Task details:
Search the material for the string "Piazza", then return every line where it is found.

Extracted entries:
★ ★ ★ ★

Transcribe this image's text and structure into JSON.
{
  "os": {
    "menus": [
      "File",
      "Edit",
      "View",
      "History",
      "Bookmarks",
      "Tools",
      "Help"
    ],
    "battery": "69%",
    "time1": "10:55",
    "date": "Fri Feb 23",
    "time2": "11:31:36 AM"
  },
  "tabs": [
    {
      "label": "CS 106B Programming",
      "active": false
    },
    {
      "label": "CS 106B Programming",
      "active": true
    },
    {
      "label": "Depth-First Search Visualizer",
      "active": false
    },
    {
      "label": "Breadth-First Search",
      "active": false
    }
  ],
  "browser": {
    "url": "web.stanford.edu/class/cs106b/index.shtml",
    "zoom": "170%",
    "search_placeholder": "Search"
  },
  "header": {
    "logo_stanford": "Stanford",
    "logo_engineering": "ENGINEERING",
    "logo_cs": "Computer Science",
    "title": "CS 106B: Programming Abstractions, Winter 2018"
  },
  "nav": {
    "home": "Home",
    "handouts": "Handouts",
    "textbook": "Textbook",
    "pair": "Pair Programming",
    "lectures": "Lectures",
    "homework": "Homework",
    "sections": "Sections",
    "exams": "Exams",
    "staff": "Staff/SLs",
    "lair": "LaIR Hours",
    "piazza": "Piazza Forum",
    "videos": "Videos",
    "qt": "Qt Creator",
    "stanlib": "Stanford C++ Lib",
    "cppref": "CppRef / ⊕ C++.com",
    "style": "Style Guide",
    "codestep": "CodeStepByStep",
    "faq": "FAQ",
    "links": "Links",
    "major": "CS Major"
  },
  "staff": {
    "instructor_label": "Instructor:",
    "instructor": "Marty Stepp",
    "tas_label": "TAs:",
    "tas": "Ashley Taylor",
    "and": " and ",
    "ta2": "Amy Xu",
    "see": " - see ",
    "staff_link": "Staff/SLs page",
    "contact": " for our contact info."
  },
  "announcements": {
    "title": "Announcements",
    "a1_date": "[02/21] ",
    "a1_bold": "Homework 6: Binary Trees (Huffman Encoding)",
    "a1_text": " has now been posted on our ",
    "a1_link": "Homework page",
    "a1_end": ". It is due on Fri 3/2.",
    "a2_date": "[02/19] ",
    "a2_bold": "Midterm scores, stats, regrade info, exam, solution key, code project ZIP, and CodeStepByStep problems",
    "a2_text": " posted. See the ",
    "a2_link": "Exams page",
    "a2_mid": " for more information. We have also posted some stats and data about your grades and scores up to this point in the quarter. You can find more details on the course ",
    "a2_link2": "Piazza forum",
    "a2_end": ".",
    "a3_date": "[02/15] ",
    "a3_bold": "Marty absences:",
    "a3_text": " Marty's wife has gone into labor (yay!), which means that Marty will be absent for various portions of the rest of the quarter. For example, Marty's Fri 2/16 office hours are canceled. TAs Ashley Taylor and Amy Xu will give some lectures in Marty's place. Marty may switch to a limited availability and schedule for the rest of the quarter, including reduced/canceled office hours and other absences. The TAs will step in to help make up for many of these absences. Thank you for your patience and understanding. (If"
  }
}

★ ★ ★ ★

The completed task:
    "piazza": "Piazza Forum",
    "a2_link2": "Piazza forum",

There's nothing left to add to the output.